misgivings and fairly weigh the evidence.” Cudd, ¶ 9 (affirming the district court’s denial
of a for-cause challenge in a rape case to a prospective juror who disclosed that her daughter
had been raped but agreed nonetheless to hold the State to its burden); see also
State v. Russell, ¶¶ 17-19 (upholding denial of a challenge for cause in a felony DUI case
to a prospective juror whose sister was injured, and brother-in-law killed, by a drunk driver;
though he initially expressed concern because of his own similar experiences, the
prospective juror did not show an inability to act with impartiality and without prejudice
in the case).
¶19 Morales argues that the District Court improperly coaxed R.C. into recanting her
initial statements, but the record does not support this contention. Rather than leading R.C.
to give the answer it wanted, the court explained the law and the trial process in an attempt
to determine whether she was comfortable in having to put aside her personal beliefs and
experiences. “[E]ducating jurors about the process and dispelling honest misconceptions

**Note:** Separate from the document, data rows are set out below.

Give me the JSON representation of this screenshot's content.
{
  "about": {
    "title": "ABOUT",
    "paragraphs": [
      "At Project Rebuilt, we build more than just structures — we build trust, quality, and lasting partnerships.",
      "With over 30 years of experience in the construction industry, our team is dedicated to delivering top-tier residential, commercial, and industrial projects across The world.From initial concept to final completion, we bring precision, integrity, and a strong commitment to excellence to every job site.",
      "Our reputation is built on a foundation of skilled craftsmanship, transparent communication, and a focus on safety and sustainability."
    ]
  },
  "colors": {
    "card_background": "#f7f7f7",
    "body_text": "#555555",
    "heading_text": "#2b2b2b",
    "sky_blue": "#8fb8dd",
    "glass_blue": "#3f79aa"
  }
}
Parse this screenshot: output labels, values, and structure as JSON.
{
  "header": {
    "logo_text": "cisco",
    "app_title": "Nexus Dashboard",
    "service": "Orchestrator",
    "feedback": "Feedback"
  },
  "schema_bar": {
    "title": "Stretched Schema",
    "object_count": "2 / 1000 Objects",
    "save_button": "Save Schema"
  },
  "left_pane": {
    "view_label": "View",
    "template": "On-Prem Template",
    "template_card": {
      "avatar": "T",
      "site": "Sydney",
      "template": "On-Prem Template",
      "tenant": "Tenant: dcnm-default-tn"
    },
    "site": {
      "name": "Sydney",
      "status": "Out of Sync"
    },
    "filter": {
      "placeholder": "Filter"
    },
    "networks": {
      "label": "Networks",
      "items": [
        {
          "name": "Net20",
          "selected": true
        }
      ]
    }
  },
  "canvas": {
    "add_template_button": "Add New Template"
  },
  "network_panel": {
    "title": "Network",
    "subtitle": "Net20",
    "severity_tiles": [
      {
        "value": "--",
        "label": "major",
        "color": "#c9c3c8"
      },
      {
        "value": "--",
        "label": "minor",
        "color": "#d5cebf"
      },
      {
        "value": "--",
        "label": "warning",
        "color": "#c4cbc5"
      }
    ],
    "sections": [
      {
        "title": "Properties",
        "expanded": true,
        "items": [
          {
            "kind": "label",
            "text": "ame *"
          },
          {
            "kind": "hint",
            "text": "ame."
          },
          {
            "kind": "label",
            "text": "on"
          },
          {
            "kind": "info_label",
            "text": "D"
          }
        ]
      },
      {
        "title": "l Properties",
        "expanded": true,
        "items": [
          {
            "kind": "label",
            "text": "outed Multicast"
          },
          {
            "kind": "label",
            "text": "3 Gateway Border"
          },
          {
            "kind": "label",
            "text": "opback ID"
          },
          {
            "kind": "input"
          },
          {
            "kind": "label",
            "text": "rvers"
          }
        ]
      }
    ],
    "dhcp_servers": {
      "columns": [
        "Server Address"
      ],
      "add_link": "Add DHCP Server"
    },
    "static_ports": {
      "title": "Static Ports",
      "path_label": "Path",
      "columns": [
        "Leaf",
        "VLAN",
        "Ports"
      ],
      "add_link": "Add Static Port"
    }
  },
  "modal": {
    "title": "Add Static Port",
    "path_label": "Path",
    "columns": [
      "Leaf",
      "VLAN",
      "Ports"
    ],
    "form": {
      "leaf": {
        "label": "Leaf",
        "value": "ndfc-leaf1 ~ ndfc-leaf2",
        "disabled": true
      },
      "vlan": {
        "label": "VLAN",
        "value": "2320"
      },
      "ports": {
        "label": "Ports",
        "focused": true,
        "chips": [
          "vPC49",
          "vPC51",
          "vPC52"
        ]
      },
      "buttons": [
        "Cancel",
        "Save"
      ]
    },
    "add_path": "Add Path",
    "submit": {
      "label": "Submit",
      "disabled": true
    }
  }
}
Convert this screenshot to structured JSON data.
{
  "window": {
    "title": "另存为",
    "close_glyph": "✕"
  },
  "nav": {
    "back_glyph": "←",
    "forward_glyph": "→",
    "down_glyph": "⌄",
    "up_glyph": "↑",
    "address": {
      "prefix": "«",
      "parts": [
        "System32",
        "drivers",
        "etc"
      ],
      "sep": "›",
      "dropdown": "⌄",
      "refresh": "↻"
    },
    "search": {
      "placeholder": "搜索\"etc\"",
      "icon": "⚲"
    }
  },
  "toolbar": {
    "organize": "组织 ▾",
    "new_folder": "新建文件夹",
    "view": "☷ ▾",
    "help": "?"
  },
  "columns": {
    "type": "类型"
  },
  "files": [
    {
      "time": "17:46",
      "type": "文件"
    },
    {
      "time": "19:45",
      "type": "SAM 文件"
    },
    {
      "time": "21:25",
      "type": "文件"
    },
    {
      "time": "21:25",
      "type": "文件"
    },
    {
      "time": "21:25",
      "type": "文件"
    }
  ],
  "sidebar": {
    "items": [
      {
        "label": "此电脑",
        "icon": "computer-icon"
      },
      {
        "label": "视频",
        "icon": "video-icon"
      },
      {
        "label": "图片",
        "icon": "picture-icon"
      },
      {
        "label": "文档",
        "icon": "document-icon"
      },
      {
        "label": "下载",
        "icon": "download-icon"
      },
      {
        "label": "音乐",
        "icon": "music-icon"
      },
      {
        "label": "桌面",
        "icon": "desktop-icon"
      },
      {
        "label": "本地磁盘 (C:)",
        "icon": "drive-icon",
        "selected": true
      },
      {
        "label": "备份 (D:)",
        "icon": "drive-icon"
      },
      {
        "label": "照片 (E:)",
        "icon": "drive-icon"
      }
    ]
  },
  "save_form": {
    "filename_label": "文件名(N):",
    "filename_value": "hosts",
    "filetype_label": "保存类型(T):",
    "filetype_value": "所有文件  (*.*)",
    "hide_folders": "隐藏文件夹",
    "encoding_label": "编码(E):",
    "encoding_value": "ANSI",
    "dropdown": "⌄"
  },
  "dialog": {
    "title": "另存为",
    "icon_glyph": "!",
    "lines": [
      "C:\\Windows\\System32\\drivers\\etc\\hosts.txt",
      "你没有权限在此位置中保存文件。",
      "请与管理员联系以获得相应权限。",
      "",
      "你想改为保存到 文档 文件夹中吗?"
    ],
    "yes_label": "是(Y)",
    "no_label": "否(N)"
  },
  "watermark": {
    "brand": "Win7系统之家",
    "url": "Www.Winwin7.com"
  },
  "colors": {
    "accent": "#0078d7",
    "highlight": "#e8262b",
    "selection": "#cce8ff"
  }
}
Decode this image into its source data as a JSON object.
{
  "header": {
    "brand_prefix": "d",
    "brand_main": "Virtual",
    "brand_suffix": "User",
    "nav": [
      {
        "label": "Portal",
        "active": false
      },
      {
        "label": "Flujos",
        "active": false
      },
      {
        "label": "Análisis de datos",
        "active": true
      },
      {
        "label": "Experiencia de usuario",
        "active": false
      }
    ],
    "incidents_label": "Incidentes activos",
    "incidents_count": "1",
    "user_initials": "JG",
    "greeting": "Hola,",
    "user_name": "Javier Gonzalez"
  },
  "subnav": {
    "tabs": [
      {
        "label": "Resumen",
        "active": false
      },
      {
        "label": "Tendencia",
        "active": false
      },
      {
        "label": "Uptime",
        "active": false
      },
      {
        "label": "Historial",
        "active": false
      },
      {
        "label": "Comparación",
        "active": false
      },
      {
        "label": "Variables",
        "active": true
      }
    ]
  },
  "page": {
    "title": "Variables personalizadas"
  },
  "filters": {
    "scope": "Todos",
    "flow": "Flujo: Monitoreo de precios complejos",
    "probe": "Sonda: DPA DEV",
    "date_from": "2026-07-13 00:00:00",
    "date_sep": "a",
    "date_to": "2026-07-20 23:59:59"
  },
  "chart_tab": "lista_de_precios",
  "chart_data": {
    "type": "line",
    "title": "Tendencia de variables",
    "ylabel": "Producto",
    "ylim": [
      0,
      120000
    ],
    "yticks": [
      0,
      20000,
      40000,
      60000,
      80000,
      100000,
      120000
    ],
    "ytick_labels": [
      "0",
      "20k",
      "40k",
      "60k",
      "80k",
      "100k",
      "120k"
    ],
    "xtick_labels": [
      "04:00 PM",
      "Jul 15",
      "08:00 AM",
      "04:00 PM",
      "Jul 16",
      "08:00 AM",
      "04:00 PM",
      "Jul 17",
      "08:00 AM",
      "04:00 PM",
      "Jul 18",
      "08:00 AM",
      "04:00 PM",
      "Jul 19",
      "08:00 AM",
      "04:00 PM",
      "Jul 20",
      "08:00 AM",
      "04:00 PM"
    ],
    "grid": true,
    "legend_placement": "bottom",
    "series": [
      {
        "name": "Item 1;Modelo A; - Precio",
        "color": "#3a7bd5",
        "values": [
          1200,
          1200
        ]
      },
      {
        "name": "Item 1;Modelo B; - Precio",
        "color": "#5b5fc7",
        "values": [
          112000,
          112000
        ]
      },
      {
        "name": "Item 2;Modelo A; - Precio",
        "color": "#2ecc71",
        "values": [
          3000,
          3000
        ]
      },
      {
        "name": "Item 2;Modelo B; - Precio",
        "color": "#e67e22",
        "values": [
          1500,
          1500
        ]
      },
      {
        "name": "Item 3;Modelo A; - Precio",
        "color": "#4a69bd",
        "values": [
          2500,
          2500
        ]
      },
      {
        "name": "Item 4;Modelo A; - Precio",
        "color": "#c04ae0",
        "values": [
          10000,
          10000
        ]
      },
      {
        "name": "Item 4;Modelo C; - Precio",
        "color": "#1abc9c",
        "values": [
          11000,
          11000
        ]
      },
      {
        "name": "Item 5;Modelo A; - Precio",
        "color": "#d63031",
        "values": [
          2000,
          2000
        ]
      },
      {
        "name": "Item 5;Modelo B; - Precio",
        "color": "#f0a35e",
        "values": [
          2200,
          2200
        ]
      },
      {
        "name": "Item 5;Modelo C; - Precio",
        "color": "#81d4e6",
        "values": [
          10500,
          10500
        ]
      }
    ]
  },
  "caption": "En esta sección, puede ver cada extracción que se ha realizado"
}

they may hold is a proper function of voir dire, and should not be viewed as alarming or
disqualifying. That purpose, along with the deference we are to give to a district court’s
determination regarding a challenge for cause . . . provides significant leeway for open
dialog[ue] about juror viewpoints during juror selection.” Johnson, ¶ 19
(Rice, J., concurring) (citing Robinson, ¶ 13). The record reflects that the District Court
educated R.C. about the law and a juror’s role and asked open-ended questions to gauge
whether she could be fair, assuring her, “There’s no right or wrong answer.” Unlike the
trial court’s summary denial of the defendant’s for-cause challenge in Johnson, the District
Court here followed up again to ensure R.C. was comfortable setting her personal beliefs
aside and rendering a verdict based solely on the evidence.
¶20 In Champagne, this Court affirmed the district court’s denial of the defendant’s
for-cause challenge to prospective juror Lamere. Lamere initially indicated that he would
draw a negative inference if Champagne chose not to testify and preferred Champagne to
prove his innocence. Champagne, ¶ 26. Once the district court explained the presumption
of innocence and the right not to testify, however, Lamere averred that he would follow
the law as instructed by the court and would remain impartial. Champagne, ¶ 26. We
affirmed, deferring to the district court’s determination that Lamere’s responses, taken as
a whole, demonstrated his ability to be fair. Champagne, ¶ 26.
¶21 Like Lamere, R.C. initially expressed doubt about her ability to be impartial. She
agreed with defense counsel that she might infer guilt if Morales did not put on a case and
that her personal experiences would make it difficult to presume him innocent. But once
the District Court explained the applicable law, she agreed that she would be able to follow
it. In fact, she was “certain” she could do so. This further distinguishes R.C. from the
prospective juror in Johnson, ¶ 14, who emphatically and repeatedly expressed a “problem”
with following the law. As we held in Robinson, ¶ 10, the trial court does not abuse its
discretion when it concludes, based on the totality of the prospective juror’s answers, that
she can be impartial after the juror initially expresses concern about remaining impartial
but believes she can lay aside her concerns and fairly weigh the evidence.
¶22 Based on the totality of R.C.’s statements during the District Court’s thorough inchambers voir dire, we conclude that the court did not abuse its discretion in accepting
R.C.’s ultimate assurance that she could lay aside her personal experiences and fairly and
impartially weigh the evidence despite her initial statements of prejudice.2
Outcome: he District Court did not abuse its discretion in denying Morales’s for-cause
challenge to R.C. The judgment of conviction is affirmed.